**Brief**
Retype the whole listing below exactly, keeping every picture out of it.

**Provided records**

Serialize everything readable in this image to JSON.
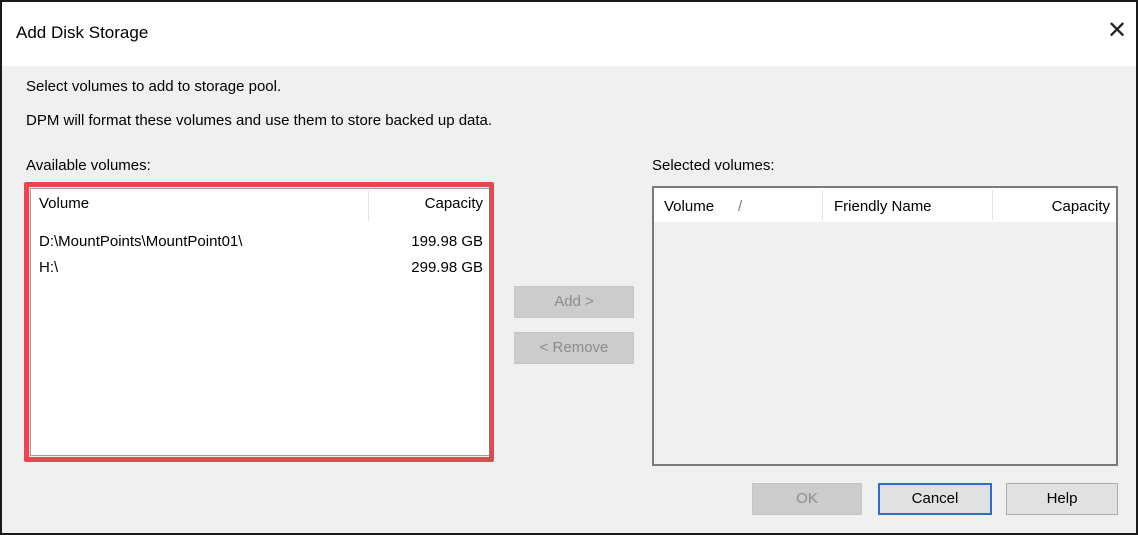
{
  "dialog": {
    "title": "Add Disk Storage",
    "close_glyph": "✕"
  },
  "instructions": {
    "line1": "Select volumes to add to storage pool.",
    "line2": "DPM will format these volumes and use them to store backed up data."
  },
  "available": {
    "label": "Available volumes:",
    "columns": {
      "volume": "Volume",
      "capacity": "Capacity"
    },
    "rows": [
      {
        "volume": "D:\\MountPoints\\MountPoint01\\",
        "capacity": "199.98 GB"
      },
      {
        "volume": "H:\\",
        "capacity": "299.98 GB"
      }
    ]
  },
  "selected": {
    "label": "Selected volumes:",
    "columns": {
      "volume": "Volume",
      "sort_indicator": "/",
      "friendly_name": "Friendly Name",
      "capacity": "Capacity"
    }
  },
  "buttons": {
    "add": "Add >",
    "remove": "< Remove",
    "ok": "OK",
    "cancel": "Cancel",
    "help": "Help"
  },
  "colors": {
    "highlight": "#e8474f",
    "primary_border": "#2a6fc9"
  }
}
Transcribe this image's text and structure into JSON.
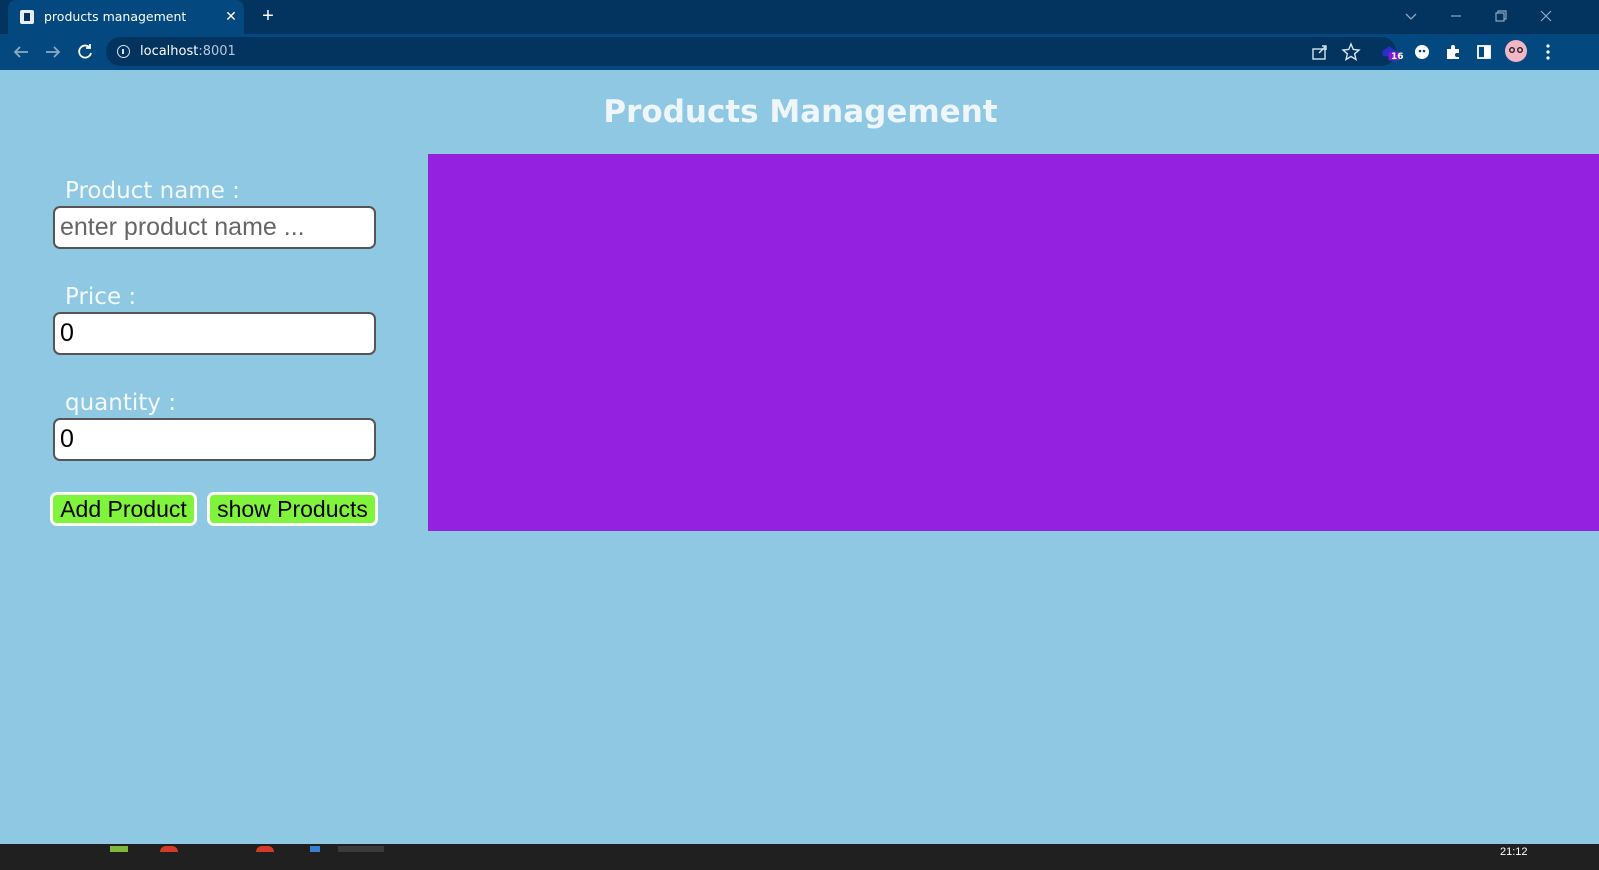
{
  "browser": {
    "tab_title": "products management",
    "url_host": "localhost",
    "url_port": ":8001"
  },
  "page": {
    "title": "Products Management"
  },
  "form": {
    "product_name_label": "Product name :",
    "product_name_placeholder": "enter product name ...",
    "product_name_value": "",
    "price_label": "Price :",
    "price_value": "0",
    "quantity_label": "quantity :",
    "quantity_value": "0",
    "add_button_label": "Add Product",
    "show_button_label": "show Products"
  },
  "colors": {
    "page_background": "#8fc8e3",
    "products_panel": "#9421e0",
    "button_green": "#80f43c",
    "chrome_dark": "#03335f",
    "chrome_toolbar": "#03487e"
  },
  "extensions": {
    "badge_count": "16"
  },
  "taskbar": {
    "clock": "21:12"
  }
}
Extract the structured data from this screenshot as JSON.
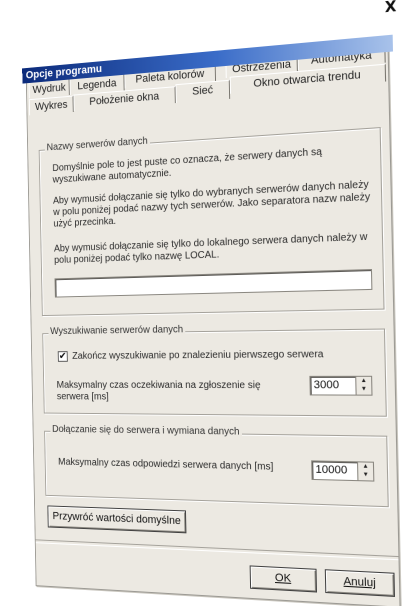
{
  "window": {
    "title": "Opcje programu",
    "close_glyph": "X"
  },
  "tabs": {
    "row_back": [
      "Wydruk",
      "Legenda",
      "Paleta kolorów",
      "Ostrzeżenia",
      "Automatyka"
    ],
    "row_front": [
      "Wykres",
      "Położenie okna",
      "Sieć",
      "Okno otwarcia trendu"
    ],
    "active": "Sieć"
  },
  "group_servers": {
    "legend": "Nazwy serwerów danych",
    "para1": "Domyślnie pole to jest puste co oznacza, że serwery danych są wyszukiwane automatycznie.",
    "para2": "Aby wymusić dołączanie się tylko do wybranych serwerów danych należy w polu poniżej podać nazwy tych serwerów. Jako separatora nazw należy użyć przecinka.",
    "para3": "Aby wymusić dołączanie się tylko do lokalnego serwera danych należy w polu poniżej podać tylko nazwę LOCAL.",
    "names_value": ""
  },
  "group_search": {
    "legend": "Wyszukiwanie serwerów danych",
    "checkbox_label": "Zakończ wyszukiwanie po znalezieniu pierwszego serwera",
    "checkbox_checked": true,
    "checkbox_mark": "✔",
    "timeout_label": "Maksymalny czas oczekiwania na zgłoszenie się serwera [ms]",
    "timeout_value": "3000"
  },
  "group_connect": {
    "legend": "Dołączanie się do serwera i wymiana danych",
    "response_label": "Maksymalny czas odpowiedzi serwera danych [ms]",
    "response_value": "10000"
  },
  "buttons": {
    "restore_defaults": "Przywróć wartości domyślne",
    "ok": "OK",
    "cancel": "Anuluj"
  },
  "icons": {
    "spin_up": "up-arrow-icon",
    "spin_down": "down-arrow-icon",
    "close": "close-icon"
  },
  "colors": {
    "title_gradient_start": "#0b2a7a",
    "title_gradient_end": "#a8c2ea",
    "dialog_face": "#ece9e2"
  }
}
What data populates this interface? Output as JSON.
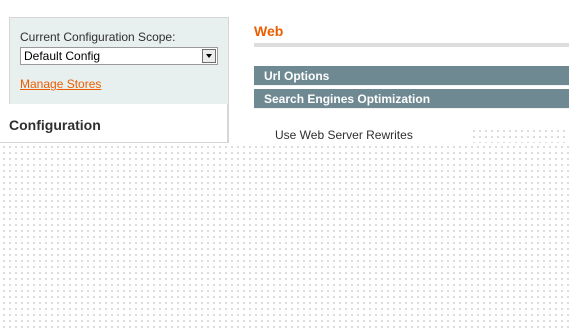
{
  "sidebar": {
    "scope_label": "Current Configuration Scope:",
    "scope_selected": "Default Config",
    "manage_stores_label": "Manage Stores",
    "configuration_title": "Configuration"
  },
  "main": {
    "page_title": "Web",
    "sections": [
      {
        "label": "Url Options"
      },
      {
        "label": "Search Engines Optimization"
      }
    ],
    "seo_fields": [
      {
        "label": "Use Web Server Rewrites"
      }
    ]
  },
  "colors": {
    "accent": "#eb5e00",
    "section_header_bg": "#6f8992",
    "scope_box_bg": "#e7efef"
  },
  "icons": {
    "select_arrow": "chevron-down-icon"
  }
}
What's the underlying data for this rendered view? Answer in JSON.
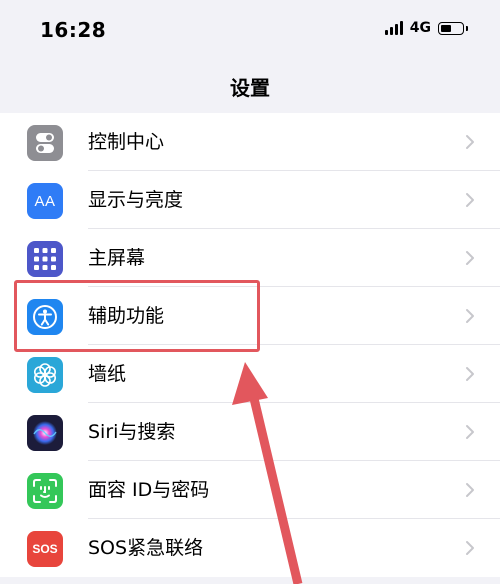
{
  "status_bar": {
    "time": "16:28",
    "network": "4G",
    "battery_level": 0.45
  },
  "nav": {
    "title": "设置"
  },
  "settings_items": [
    {
      "label": "控制中心",
      "icon": "control-center-icon",
      "icon_color": "#8e8e93"
    },
    {
      "label": "显示与亮度",
      "icon": "display-brightness-icon",
      "icon_text": "AA",
      "icon_color": "#2f7cf6"
    },
    {
      "label": "主屏幕",
      "icon": "home-screen-icon",
      "icon_color": "#4d57c9"
    },
    {
      "label": "辅助功能",
      "icon": "accessibility-icon",
      "icon_color": "#1f86f0",
      "highlighted": true
    },
    {
      "label": "墙纸",
      "icon": "wallpaper-icon",
      "icon_color": "#2aa7d8"
    },
    {
      "label": "Siri与搜索",
      "icon": "siri-icon",
      "icon_color": "#1c1c3a"
    },
    {
      "label": "面容 ID与密码",
      "icon": "face-id-icon",
      "icon_color": "#34c759"
    },
    {
      "label": "SOS紧急联络",
      "icon": "sos-icon",
      "icon_text": "SOS",
      "icon_color": "#e8453c"
    }
  ],
  "annotation": {
    "highlight_color": "#e2575d",
    "arrow_color": "#e2575d"
  }
}
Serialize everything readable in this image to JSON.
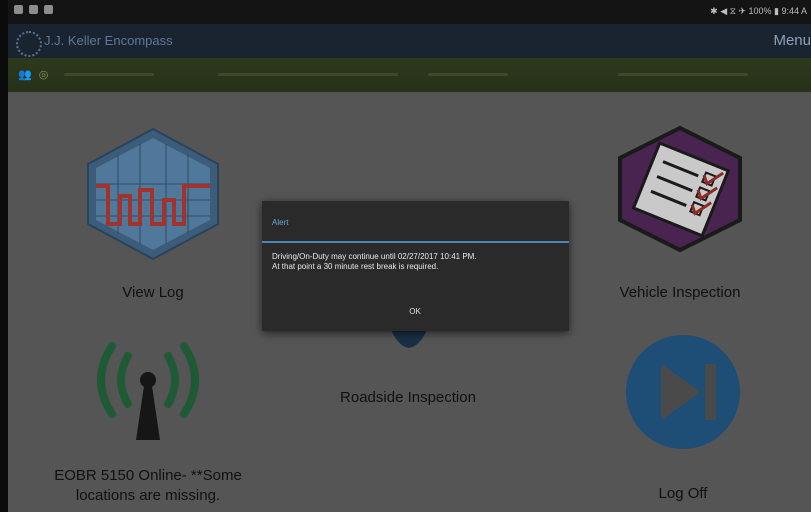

**Solution for this problem**
Serialize everything readable in this image to JSON.
{
  "dialog": {
    "title": "Add Disk Storage",
    "close_glyph": "✕"
  },
  "instructions": {
    "line1": "Select volumes to add to storage pool.",
    "line2": "DPM will format these volumes and use them to store backed up data."
  },
  "available": {
    "label": "Available volumes:",
    "columns": {
      "volume": "Volume",
      "capacity": "Capacity"
    },
    "rows": [
      {
        "volume": "D:\\MountPoints\\MountPoint01\\",
        "capacity": "199.98 GB"
      },
      {
        "volume": "H:\\",
        "capacity": "299.98 GB"
      }
    ]
  },
  "selected": {
    "label": "Selected volumes:",
    "columns": {
      "volume": "Volume",
      "sort_indicator": "/",
      "friendly_name": "Friendly Name",
      "capacity": "Capacity"
    }
  },
  "buttons": {
    "add": "Add >",
    "remove": "< Remove",
    "ok": "OK",
    "cancel": "Cancel",
    "help": "Help"
  },
  "colors": {
    "highlight": "#e8474f",
    "primary_border": "#2a6fc9"
  }
}
Transcribe this image's text and structure into JSON.
{
  "browser": {
    "tab_title": "products management",
    "url_host": "localhost",
    "url_port": ":8001"
  },
  "page": {
    "title": "Products Management"
  },
  "form": {
    "product_name_label": "Product name :",
    "product_name_placeholder": "enter product name ...",
    "product_name_value": "",
    "price_label": "Price :",
    "price_value": "0",
    "quantity_label": "quantity :",
    "quantity_value": "0",
    "add_button_label": "Add Product",
    "show_button_label": "show Products"
  },
  "colors": {
    "page_background": "#8fc8e3",
    "products_panel": "#9421e0",
    "button_green": "#80f43c",
    "chrome_dark": "#03335f",
    "chrome_toolbar": "#03487e"
  },
  "extensions": {
    "badge_count": "16"
  },
  "taskbar": {
    "clock": "21:12"
  }
}
Extract the structured data from this screenshot as JSON.
{
  "window": {
    "title": "Opcje programu",
    "close_glyph": "X"
  },
  "tabs": {
    "row_back": [
      "Wydruk",
      "Legenda",
      "Paleta kolorów",
      "Ostrzeżenia",
      "Automatyka"
    ],
    "row_front": [
      "Wykres",
      "Położenie okna",
      "Sieć",
      "Okno otwarcia trendu"
    ],
    "active": "Sieć"
  },
  "group_servers": {
    "legend": "Nazwy serwerów danych",
    "para1": "Domyślnie pole to jest puste co oznacza, że serwery danych są wyszukiwane automatycznie.",
    "para2": "Aby wymusić dołączanie się tylko do wybranych serwerów danych należy w polu poniżej podać nazwy tych serwerów. Jako separatora nazw należy użyć przecinka.",
    "para3": "Aby wymusić dołączanie się tylko do lokalnego serwera danych należy w polu poniżej podać tylko nazwę LOCAL.",
    "names_value": ""
  },
  "group_search": {
    "legend": "Wyszukiwanie serwerów danych",
    "checkbox_label": "Zakończ wyszukiwanie po znalezieniu pierwszego serwera",
    "checkbox_checked": true,
    "checkbox_mark": "✔",
    "timeout_label": "Maksymalny czas oczekiwania na zgłoszenie się serwera [ms]",
    "timeout_value": "3000"
  },
  "group_connect": {
    "legend": "Dołączanie się do serwera i wymiana danych",
    "response_label": "Maksymalny czas odpowiedzi serwera danych [ms]",
    "response_value": "10000"
  },
  "buttons": {
    "restore_defaults": "Przywróć wartości domyślne",
    "ok": "OK",
    "cancel": "Anuluj"
  },
  "icons": {
    "spin_up": "up-arrow-icon",
    "spin_down": "down-arrow-icon",
    "close": "close-icon"
  },
  "colors": {
    "title_gradient_start": "#0b2a7a",
    "title_gradient_end": "#a8c2ea",
    "dialog_face": "#ece9e2"
  }
}
What data populates this interface? Output as JSON.
{
  "sidebar": {
    "scope_label": "Current Configuration Scope:",
    "scope_selected": "Default Config",
    "manage_stores_label": "Manage Stores",
    "configuration_title": "Configuration"
  },
  "main": {
    "page_title": "Web",
    "sections": [
      {
        "label": "Url Options"
      },
      {
        "label": "Search Engines Optimization"
      }
    ],
    "seo_fields": [
      {
        "label": "Use Web Server Rewrites"
      }
    ]
  },
  "colors": {
    "accent": "#eb5e00",
    "section_header_bg": "#6f8992",
    "scope_box_bg": "#e7efef"
  },
  "icons": {
    "select_arrow": "chevron-down-icon"
  }
}
What's the underlying data for this rendered view? Answer in JSON.
{
  "status_bar": {
    "time": "16:28",
    "network": "4G",
    "battery_level": 0.45
  },
  "nav": {
    "title": "设置"
  },
  "settings_items": [
    {
      "label": "控制中心",
      "icon": "control-center-icon",
      "icon_color": "#8e8e93"
    },
    {
      "label": "显示与亮度",
      "icon": "display-brightness-icon",
      "icon_text": "AA",
      "icon_color": "#2f7cf6"
    },
    {
      "label": "主屏幕",
      "icon": "home-screen-icon",
      "icon_color": "#4d57c9"
    },
    {
      "label": "辅助功能",
      "icon": "accessibility-icon",
      "icon_color": "#1f86f0",
      "highlighted": true
    },
    {
      "label": "墙纸",
      "icon": "wallpaper-icon",
      "icon_color": "#2aa7d8"
    },
    {
      "label": "Siri与搜索",
      "icon": "siri-icon",
      "icon_color": "#1c1c3a"
    },
    {
      "label": "面容 ID与密码",
      "icon": "face-id-icon",
      "icon_color": "#34c759"
    },
    {
      "label": "SOS紧急联络",
      "icon": "sos-icon",
      "icon_text": "SOS",
      "icon_color": "#e8453c"
    }
  ],
  "annotation": {
    "highlight_color": "#e2575d",
    "arrow_color": "#e2575d"
  }
}
Serialize everything readable in this image to JSON.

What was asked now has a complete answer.